##### RECORDS FOR THIS EXERCISE #####

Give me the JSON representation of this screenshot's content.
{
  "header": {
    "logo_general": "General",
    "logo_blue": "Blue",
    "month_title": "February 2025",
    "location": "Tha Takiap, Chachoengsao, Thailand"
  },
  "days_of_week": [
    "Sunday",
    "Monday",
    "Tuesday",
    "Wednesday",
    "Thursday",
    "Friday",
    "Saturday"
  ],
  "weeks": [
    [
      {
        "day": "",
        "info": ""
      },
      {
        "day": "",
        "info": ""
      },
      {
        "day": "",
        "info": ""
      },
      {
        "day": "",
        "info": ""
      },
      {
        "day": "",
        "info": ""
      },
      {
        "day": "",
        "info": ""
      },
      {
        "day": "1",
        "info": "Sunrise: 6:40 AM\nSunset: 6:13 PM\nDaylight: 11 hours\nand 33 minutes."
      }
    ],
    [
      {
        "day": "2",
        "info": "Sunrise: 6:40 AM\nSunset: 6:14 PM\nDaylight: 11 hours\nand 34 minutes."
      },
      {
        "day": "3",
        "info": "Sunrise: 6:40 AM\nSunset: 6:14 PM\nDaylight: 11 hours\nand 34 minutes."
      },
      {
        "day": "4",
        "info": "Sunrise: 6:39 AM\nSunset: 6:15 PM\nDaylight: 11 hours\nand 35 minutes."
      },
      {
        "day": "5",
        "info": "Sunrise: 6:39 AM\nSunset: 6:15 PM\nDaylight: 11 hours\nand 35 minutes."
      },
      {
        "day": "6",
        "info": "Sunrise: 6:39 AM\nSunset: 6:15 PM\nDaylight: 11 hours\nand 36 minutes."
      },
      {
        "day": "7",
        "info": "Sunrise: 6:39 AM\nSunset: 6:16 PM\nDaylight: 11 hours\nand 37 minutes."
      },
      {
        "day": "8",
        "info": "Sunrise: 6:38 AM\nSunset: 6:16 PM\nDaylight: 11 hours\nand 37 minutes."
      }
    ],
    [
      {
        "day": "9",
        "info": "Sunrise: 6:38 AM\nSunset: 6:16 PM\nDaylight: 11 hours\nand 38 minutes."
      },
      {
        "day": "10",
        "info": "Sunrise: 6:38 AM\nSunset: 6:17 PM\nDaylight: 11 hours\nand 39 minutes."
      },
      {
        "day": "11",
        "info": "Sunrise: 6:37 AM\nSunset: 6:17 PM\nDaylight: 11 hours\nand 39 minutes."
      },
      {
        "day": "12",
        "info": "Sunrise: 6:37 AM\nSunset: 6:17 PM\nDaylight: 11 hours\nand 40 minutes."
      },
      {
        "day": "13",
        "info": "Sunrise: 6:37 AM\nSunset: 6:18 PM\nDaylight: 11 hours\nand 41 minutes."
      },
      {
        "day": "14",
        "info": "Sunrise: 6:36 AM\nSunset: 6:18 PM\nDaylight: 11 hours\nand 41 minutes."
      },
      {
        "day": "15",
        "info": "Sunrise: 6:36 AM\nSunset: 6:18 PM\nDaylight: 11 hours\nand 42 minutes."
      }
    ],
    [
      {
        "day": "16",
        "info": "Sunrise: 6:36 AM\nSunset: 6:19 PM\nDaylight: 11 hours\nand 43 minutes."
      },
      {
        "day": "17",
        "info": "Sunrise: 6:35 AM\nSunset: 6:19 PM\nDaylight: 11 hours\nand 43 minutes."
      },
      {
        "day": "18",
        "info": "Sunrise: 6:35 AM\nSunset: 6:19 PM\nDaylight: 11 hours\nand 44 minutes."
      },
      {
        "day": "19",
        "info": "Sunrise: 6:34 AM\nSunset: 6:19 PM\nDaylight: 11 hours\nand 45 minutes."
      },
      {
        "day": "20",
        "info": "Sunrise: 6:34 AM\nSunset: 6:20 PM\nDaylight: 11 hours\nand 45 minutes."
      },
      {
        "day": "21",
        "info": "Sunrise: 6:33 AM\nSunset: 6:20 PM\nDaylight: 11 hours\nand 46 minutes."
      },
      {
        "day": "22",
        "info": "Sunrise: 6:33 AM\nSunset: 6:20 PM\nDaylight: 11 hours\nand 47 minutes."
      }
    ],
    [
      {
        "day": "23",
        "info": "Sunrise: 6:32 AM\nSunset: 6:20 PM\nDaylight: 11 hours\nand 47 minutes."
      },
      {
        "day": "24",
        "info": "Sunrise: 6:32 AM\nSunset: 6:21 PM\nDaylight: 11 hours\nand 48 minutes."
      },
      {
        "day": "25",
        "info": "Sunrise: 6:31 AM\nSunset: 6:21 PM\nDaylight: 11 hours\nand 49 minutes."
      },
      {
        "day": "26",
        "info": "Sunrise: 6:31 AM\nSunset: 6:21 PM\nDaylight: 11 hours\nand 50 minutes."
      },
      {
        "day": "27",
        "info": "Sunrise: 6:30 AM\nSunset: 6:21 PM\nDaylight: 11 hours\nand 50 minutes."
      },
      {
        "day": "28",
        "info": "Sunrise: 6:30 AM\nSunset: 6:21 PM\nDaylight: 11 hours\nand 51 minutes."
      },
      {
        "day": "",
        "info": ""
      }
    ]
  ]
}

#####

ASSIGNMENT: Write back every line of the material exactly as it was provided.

EXERCISE RESPONSE:
Give me the JSON representation of this screenshot's content.
{
  "header": {
    "logo_general": "General",
    "logo_blue": "Blue",
    "month_title": "February 2025",
    "location": "Tha Takiap, Chachoengsao, Thailand"
  },
  "days_of_week": [
    "Sunday",
    "Monday",
    "Tuesday",
    "Wednesday",
    "Thursday",
    "Friday",
    "Saturday"
  ],
  "weeks": [
    [
      {
        "day": "",
        "info": ""
      },
      {
        "day": "",
        "info": ""
      },
      {
        "day": "",
        "info": ""
      },
      {
        "day": "",
        "info": ""
      },
      {
        "day": "",
        "info": ""
      },
      {
        "day": "",
        "info": ""
      },
      {
        "day": "1",
        "info": "Sunrise: 6:40 AM\nSunset: 6:13 PM\nDaylight: 11 hours\nand 33 minutes."
      }
    ],
    [
      {
        "day": "2",
        "info": "Sunrise: 6:40 AM\nSunset: 6:14 PM\nDaylight: 11 hours\nand 34 minutes."
      },
      {
        "day": "3",
        "info": "Sunrise: 6:40 AM\nSunset: 6:14 PM\nDaylight: 11 hours\nand 34 minutes."
      },
      {
        "day": "4",
        "info": "Sunrise: 6:39 AM\nSunset: 6:15 PM\nDaylight: 11 hours\nand 35 minutes."
      },
      {
        "day": "5",
        "info": "Sunrise: 6:39 AM\nSunset: 6:15 PM\nDaylight: 11 hours\nand 35 minutes."
      },
      {
        "day": "6",
        "info": "Sunrise: 6:39 AM\nSunset: 6:15 PM\nDaylight: 11 hours\nand 36 minutes."
      },
      {
        "day": "7",
        "info": "Sunrise: 6:39 AM\nSunset: 6:16 PM\nDaylight: 11 hours\nand 37 minutes."
      },
      {
        "day": "8",
        "info": "Sunrise: 6:38 AM\nSunset: 6:16 PM\nDaylight: 11 hours\nand 37 minutes."
      }
    ],
    [
      {
        "day": "9",
        "info": "Sunrise: 6:38 AM\nSunset: 6:16 PM\nDaylight: 11 hours\nand 38 minutes."
      },
      {
        "day": "10",
        "info": "Sunrise: 6:38 AM\nSunset: 6:17 PM\nDaylight: 11 hours\nand 39 minutes."
      },
      {
        "day": "11",
        "info": "Sunrise: 6:37 AM\nSunset: 6:17 PM\nDaylight: 11 hours\nand 39 minutes."
      },
      {
        "day": "12",
        "info": "Sunrise: 6:37 AM\nSunset: 6:17 PM\nDaylight: 11 hours\nand 40 minutes."
      },
      {
        "day": "13",
        "info": "Sunrise: 6:37 AM\nSunset: 6:18 PM\nDaylight: 11 hours\nand 41 minutes."
      },
      {
        "day": "14",
        "info": "Sunrise: 6:36 AM\nSunset: 6:18 PM\nDaylight: 11 hours\nand 41 minutes."
      },
      {
        "day": "15",
        "info": "Sunrise: 6:36 AM\nSunset: 6:18 PM\nDaylight: 11 hours\nand 42 minutes."
      }
    ],
    [
      {
        "day": "16",
        "info": "Sunrise: 6:36 AM\nSunset: 6:19 PM\nDaylight: 11 hours\nand 43 minutes."
      },
      {
        "day": "17",
        "info": "Sunrise: 6:35 AM\nSunset: 6:19 PM\nDaylight: 11 hours\nand 43 minutes."
      },
      {
        "day": "18",
        "info": "Sunrise: 6:35 AM\nSunset: 6:19 PM\nDaylight: 11 hours\nand 44 minutes."
      },
      {
        "day": "19",
        "info": "Sunrise: 6:34 AM\nSunset: 6:19 PM\nDaylight: 11 hours\nand 45 minutes."
      },
      {
        "day": "20",
        "info": "Sunrise: 6:34 AM\nSunset: 6:20 PM\nDaylight: 11 hours\nand 45 minutes."
      },
      {
        "day": "21",
        "info": "Sunrise: 6:33 AM\nSunset: 6:20 PM\nDaylight: 11 hours\nand 46 minutes."
      },
      {
        "day": "22",
        "info": "Sunrise: 6:33 AM\nSunset: 6:20 PM\nDaylight: 11 hours\nand 47 minutes."
      }
    ],
    [
      {
        "day": "23",
        "info": "Sunrise: 6:32 AM\nSunset: 6:20 PM\nDaylight: 11 hours\nand 47 minutes."
      },
      {
        "day": "24",
        "info": "Sunrise: 6:32 AM\nSunset: 6:21 PM\nDaylight: 11 hours\nand 48 minutes."
      },
      {
        "day": "25",
        "info": "Sunrise: 6:31 AM\nSunset: 6:21 PM\nDaylight: 11 hours\nand 49 minutes."
      },
      {
        "day": "26",
        "info": "Sunrise: 6:31 AM\nSunset: 6:21 PM\nDaylight: 11 hours\nand 50 minutes."
      },
      {
        "day": "27",
        "info": "Sunrise: 6:30 AM\nSunset: 6:21 PM\nDaylight: 11 hours\nand 50 minutes."
      },
      {
        "day": "28",
        "info": "Sunrise: 6:30 AM\nSunset: 6:21 PM\nDaylight: 11 hours\nand 51 minutes."
      },
      {
        "day": "",
        "info": ""
      }
    ]
  ]
}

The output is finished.